→ **Data shown**
____

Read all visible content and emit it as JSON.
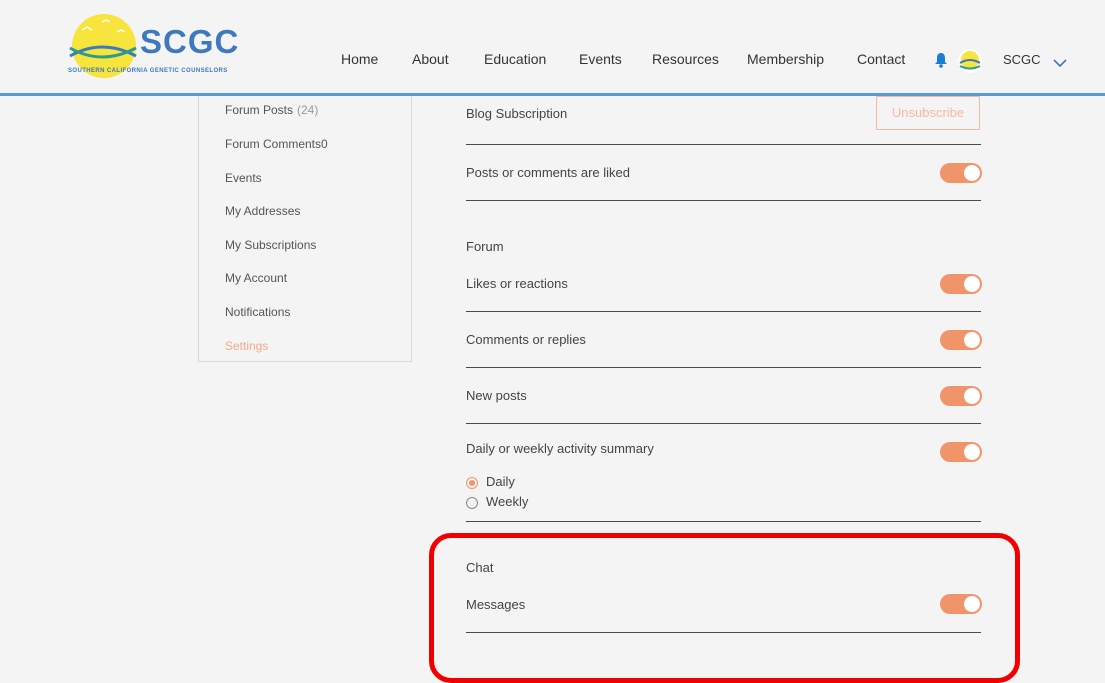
{
  "header": {
    "logo_text": "SCGC",
    "logo_subtext": "SOUTHERN CALIFORNIA GENETIC COUNSELORS",
    "nav": [
      "Home",
      "About",
      "Education",
      "Events",
      "Resources",
      "Membership",
      "Contact"
    ],
    "user_name": "SCGC"
  },
  "sidebar": {
    "items": [
      {
        "label": "Forum Posts",
        "count": "(24)"
      },
      {
        "label": "Forum Comments0"
      },
      {
        "label": "Events"
      },
      {
        "label": "My Addresses"
      },
      {
        "label": "My Subscriptions"
      },
      {
        "label": "My Account"
      },
      {
        "label": "Notifications"
      },
      {
        "label": "Settings"
      }
    ]
  },
  "settings": {
    "blog_subscription_label": "Blog Subscription",
    "unsubscribe_label": "Unsubscribe",
    "posts_liked_label": "Posts or comments are liked",
    "forum_title": "Forum",
    "likes_label": "Likes or reactions",
    "comments_label": "Comments or replies",
    "new_posts_label": "New posts",
    "summary_label": "Daily or weekly activity summary",
    "summary_options": [
      "Daily",
      "Weekly"
    ],
    "summary_selected": "Daily",
    "chat_title": "Chat",
    "messages_label": "Messages",
    "toggles_on": true
  },
  "colors": {
    "accent": "#f0956a",
    "nav_line": "#5b9bd5",
    "highlight": "#f00000"
  }
}
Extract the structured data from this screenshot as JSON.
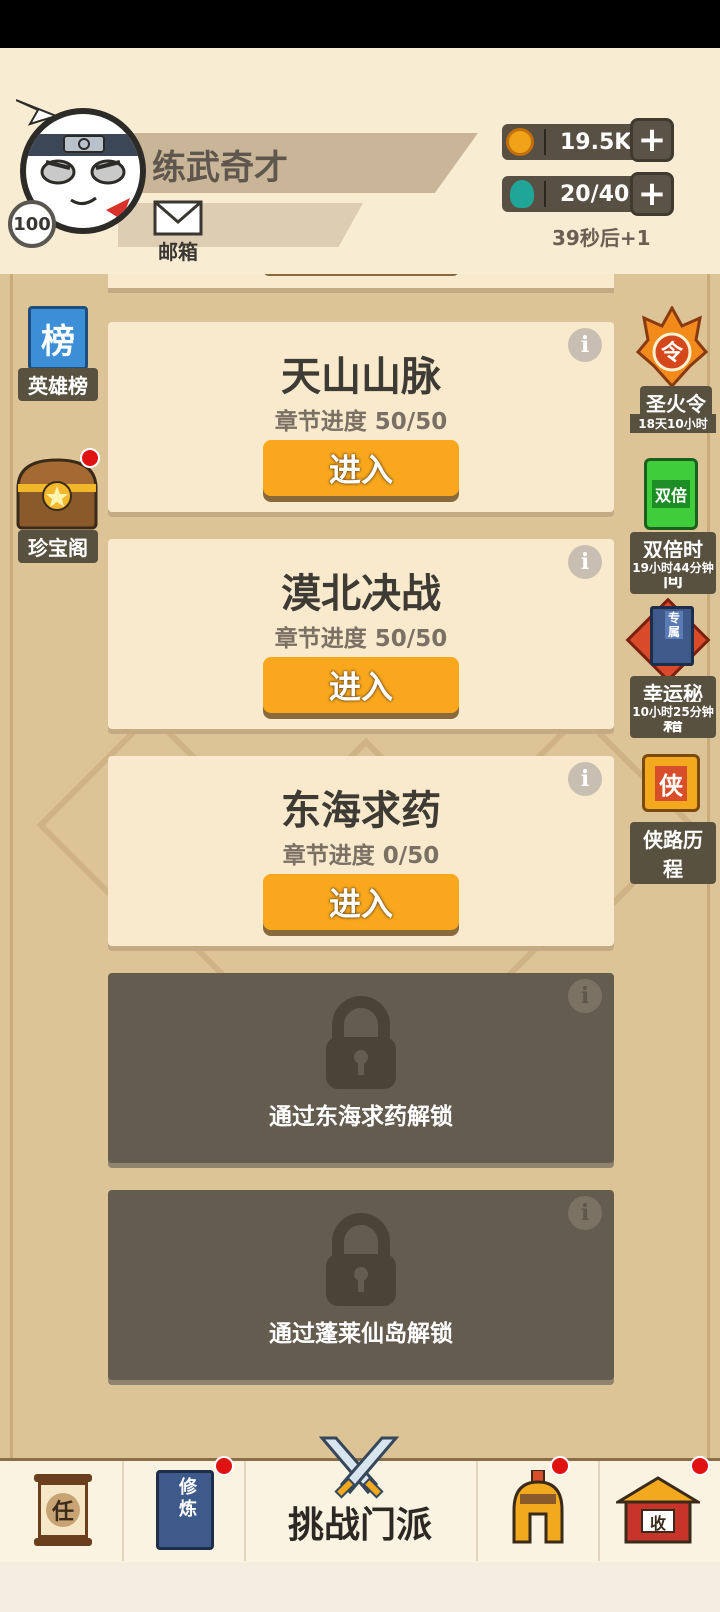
{
  "header": {
    "level": "100",
    "player_name": "练武奇才",
    "mail_label": "邮箱",
    "copper": "19.5K",
    "energy": "20/40",
    "energy_timer": "39秒后+1"
  },
  "left_side": [
    {
      "label": "英雄榜",
      "icon": "ranking-board-icon",
      "icon_text": "榜"
    },
    {
      "label": "珍宝阁",
      "icon": "treasure-chest-icon"
    }
  ],
  "right_side": [
    {
      "label": "圣火令",
      "sub": "18天10小时",
      "icon": "flame-token-icon",
      "icon_text": "令"
    },
    {
      "label": "双倍时间",
      "sub": "19小时44分钟",
      "icon": "double-ticket-icon",
      "icon_text": "双倍"
    },
    {
      "label": "幸运秘籍",
      "sub": "10小时25分钟",
      "icon": "secret-book-icon",
      "icon_text": "专属"
    },
    {
      "label": "侠路历程",
      "icon": "hero-path-icon",
      "icon_text": "侠"
    }
  ],
  "chapters": [
    {
      "title": "天山山脉",
      "progress": "章节进度 50/50",
      "button": "进入"
    },
    {
      "title": "漠北决战",
      "progress": "章节进度 50/50",
      "button": "进入"
    },
    {
      "title": "东海求药",
      "progress": "章节进度 0/50",
      "button": "进入"
    }
  ],
  "locked": [
    {
      "text": "通过东海求药解锁"
    },
    {
      "text": "通过蓬莱仙岛解锁"
    }
  ],
  "bottom_nav": {
    "task_icon_text": "任",
    "train_icon_text": "修炼",
    "challenge_label": "挑战门派",
    "collect_icon_text": "收"
  },
  "colors": {
    "accent_button": "#f9a81d",
    "notification": "#e01212",
    "card_bg": "#f9eacd",
    "locked_bg": "#655c50"
  }
}
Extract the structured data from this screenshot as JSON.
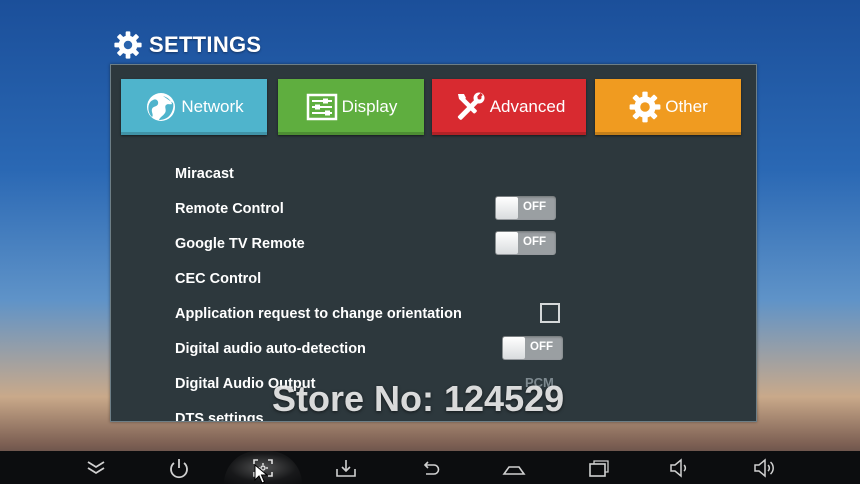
{
  "header": {
    "title": "SETTINGS",
    "icon": "gear-icon"
  },
  "tabs": [
    {
      "label": "Network",
      "icon": "globe-icon",
      "color": "#4fb4cc"
    },
    {
      "label": "Display",
      "icon": "display-sliders-icon",
      "color": "#5fae3f"
    },
    {
      "label": "Advanced",
      "icon": "tools-icon",
      "color": "#d82a30",
      "selected": true
    },
    {
      "label": "Other",
      "icon": "gear-icon",
      "color": "#f09b20"
    }
  ],
  "settings": [
    {
      "label": "Miracast"
    },
    {
      "label": "Remote Control",
      "control": "toggle",
      "state": "OFF"
    },
    {
      "label": "Google TV Remote",
      "control": "toggle",
      "state": "OFF"
    },
    {
      "label": "CEC Control"
    },
    {
      "label": "Application request to change orientation",
      "control": "checkbox",
      "checked": false
    },
    {
      "label": "Digital audio auto-detection",
      "control": "toggle",
      "state": "OFF"
    },
    {
      "label": "Digital Audio Output",
      "value": "PCM"
    },
    {
      "label": "DTS settings"
    }
  ],
  "watermark": "Store No: 124529",
  "navbar": [
    {
      "icon": "chevron-down-icon"
    },
    {
      "icon": "power-icon"
    },
    {
      "icon": "screenshot-icon",
      "highlighted": true
    },
    {
      "icon": "download-icon"
    },
    {
      "icon": "back-icon"
    },
    {
      "icon": "home-icon"
    },
    {
      "icon": "recent-apps-icon"
    },
    {
      "icon": "volume-down-icon"
    },
    {
      "icon": "volume-up-icon"
    }
  ]
}
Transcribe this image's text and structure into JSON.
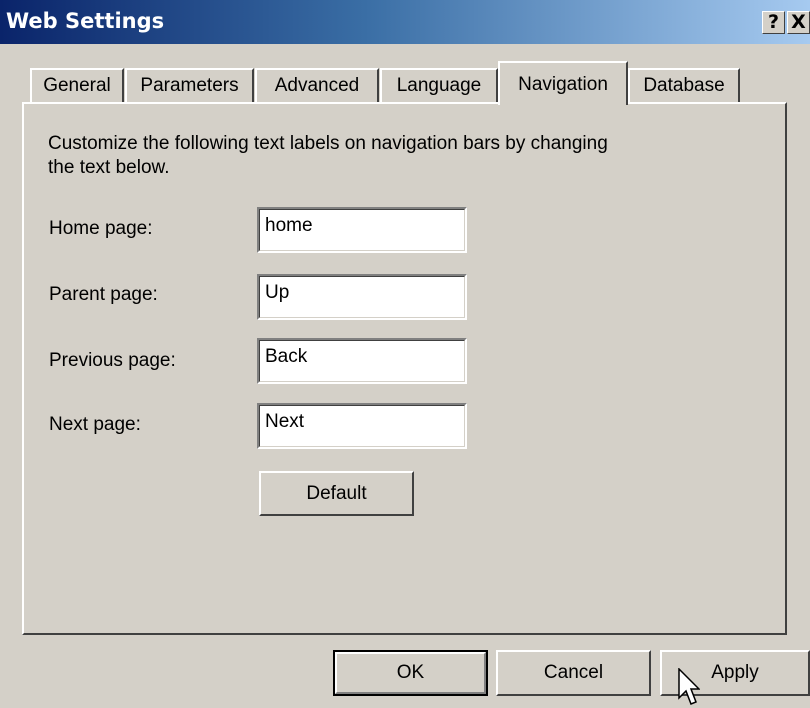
{
  "window": {
    "title": "Web Settings",
    "help_label": "?",
    "close_label": "X"
  },
  "tabs": [
    {
      "label": "General",
      "active": false
    },
    {
      "label": "Parameters",
      "active": false
    },
    {
      "label": "Advanced",
      "active": false
    },
    {
      "label": "Language",
      "active": false
    },
    {
      "label": "Navigation",
      "active": true
    },
    {
      "label": "Database",
      "active": false
    }
  ],
  "navigation": {
    "description": "Customize the following text labels on navigation bars by changing the text below.",
    "fields": [
      {
        "label": "Home page:",
        "value": "home"
      },
      {
        "label": "Parent page:",
        "value": "Up"
      },
      {
        "label": "Previous page:",
        "value": "Back"
      },
      {
        "label": "Next page:",
        "value": "Next"
      }
    ],
    "default_button": "Default"
  },
  "footer": {
    "ok": "OK",
    "cancel": "Cancel",
    "apply": "Apply"
  }
}
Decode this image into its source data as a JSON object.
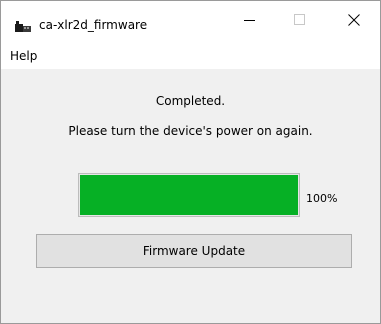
{
  "window": {
    "title": "ca-xlr2d_firmware",
    "controls": {
      "minimize_icon": "minimize-icon",
      "maximize_icon": "maximize-icon",
      "close_icon": "close-icon"
    }
  },
  "menu": {
    "items": [
      {
        "label": "Help"
      }
    ]
  },
  "status": {
    "line1": "Completed.",
    "line2": "Please turn the device's power on again."
  },
  "progress": {
    "value": 100,
    "label": "100%",
    "fill_color": "#06b025"
  },
  "actions": {
    "firmware_update_label": "Firmware Update"
  }
}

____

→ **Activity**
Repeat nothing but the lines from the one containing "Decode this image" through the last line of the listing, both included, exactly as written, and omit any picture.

→ **Solution**
Decode this image into its source data as a JSON object.
{
  "window": {
    "title": "ca-xlr2d_firmware",
    "controls": {
      "minimize_icon": "minimize-icon",
      "maximize_icon": "maximize-icon",
      "close_icon": "close-icon"
    }
  },
  "menu": {
    "items": [
      {
        "label": "Help"
      }
    ]
  },
  "status": {
    "line1": "Completed.",
    "line2": "Please turn the device's power on again."
  },
  "progress": {
    "value": 100,
    "label": "100%",
    "fill_color": "#06b025"
  },
  "actions": {
    "firmware_update_label": "Firmware Update"
  }
}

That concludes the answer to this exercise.